". . . `must be reasonable, not arbitrary, and must rest upon some ground of difference having a fair and substantial relation to the object of the legislation, so that all persons similarly circumstanced shall be treated alike'." 415 U.S. 361" court="SCOTUS" date_filed="1974-03-04" href="https://app.midpage.ai/document/johnson-v-robison-108980?utm_source=webapp" opinion_id="108980">415 U.S. at 374, 94 S.Ct. at 1169 quoting F. S. Royster Guano Co. v. Virginia, 253 U.S. 412" court="SCOTUS" date_filed="1920-06-07" href="https://app.midpage.ai/document/f-s-royster-guano-co-v-virginia-99622?utm_source=webapp" opinion_id="99622">253 U.S. 412, 415, 40 S.Ct. 560, 64 L.Ed. 989 (1920).

In Dandridge v. Williams, 397 U.S. 471" court="SCOTUS" date_filed="1970-04-20" href="https://app.midpage.ai/document/dandridge-v-williams-108115?utm_source=webapp" opinion_id="108115">397 U.S. 471, 90 S.Ct. 1153, 25 L.Ed.2d 491 (1970), the United States Supreme Court stated:
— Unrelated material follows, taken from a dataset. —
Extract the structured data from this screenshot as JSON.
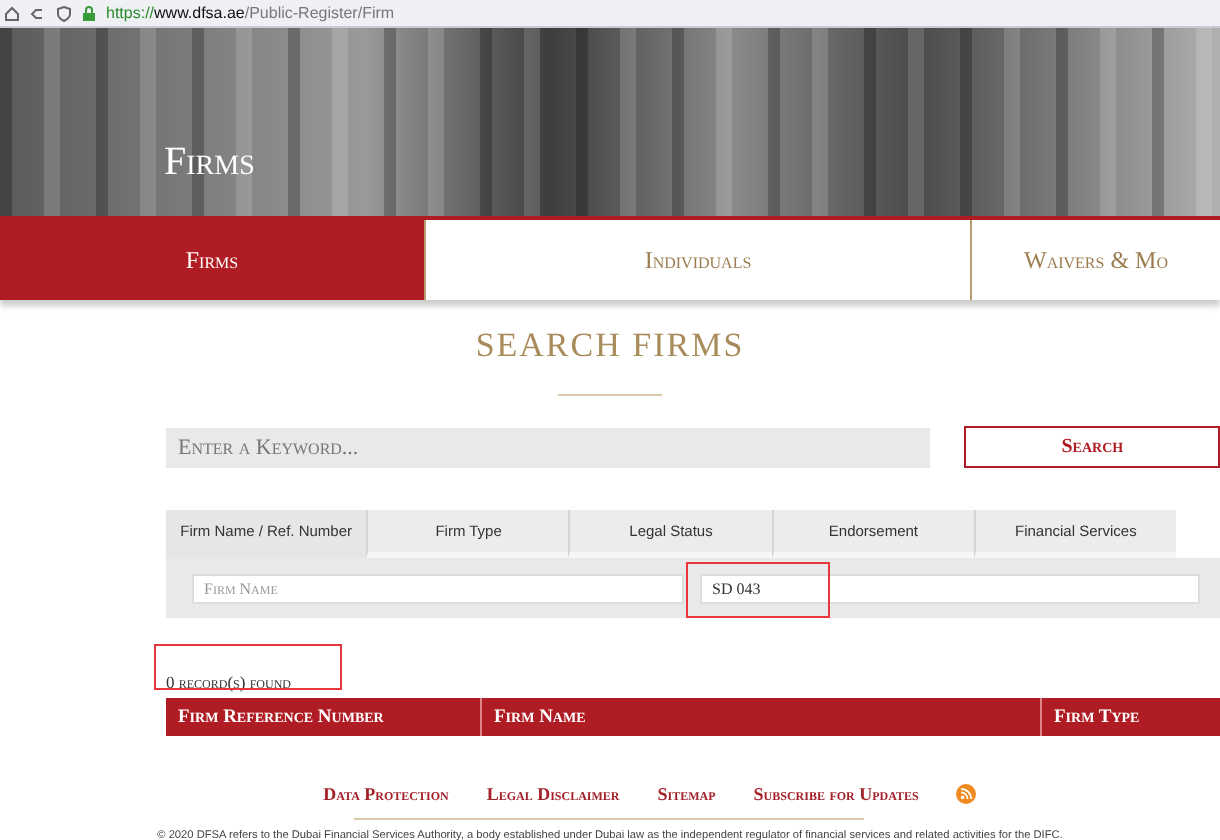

"In the area of economics and social welfare, a State does not violate the Equal Protection clause merely because the classifications made by its laws are imperfect. If the classification has some `reasonable basis,' it does not offend the Constitution simply because the classification `is not made with mathematical nicety or because in practice it results in some inequality'." 397 U.S. 471" court="SCOTUS" date_filed="1970-04-20" href="https://app.midpage.ai/document/dandridge-v-williams-108115?utm_source=webapp" opinion_id="108115">397 U.S. at 485, 90 S.Ct. at 1161 quoting Lindsley v. Natural Carbonic Gas Co., 220 U.S. 61, 31 S. Ct. 337, 55 L.Ed. 369 (1911).

It can be concluded, therefore, that 42 U.S.C. § 1395x(r) is not invalid on equal protection grounds simply because it creates a distinction between groups. So long as there is some rational basis, the statute must be upheld. This Court, accordingly, holds that Congress properly based its exclusion of chiropractors and naturopaths upon a rational legislative basis and upon the comprehensive findings and recommendations of the Study by the Secretary of Health, Education and Welfare of all affected health professions. Therefore, this Court grants Defendant United States of America's motion for summary judgment, and

It is ordered judgment will be entered accordingly.

In reaching this decision, this Court does not need to consider the class action question raised by plaintiffs regarding the certification of the plaintiffs' class and the instant plaintiffs' representation of it.


[1] Except, of course, as previously noted "to correct a subluxation demonstrated by X-ray to exist . . .", etc.

[2] 42 U.S.C. § 1312 (1935).

[3] Report of the Committee on Ways and Means on H.R. 6675, 89th Congress, 1st Session, House Report No. 213, p. 21.

[4] American Medical Director, pp. xiii-xiv (21st Ed., 1967).

[5] HEW Report at 9-10.

[6] The Study also recommended that no changes be made regarding optometry, audiology, and corrective therapy.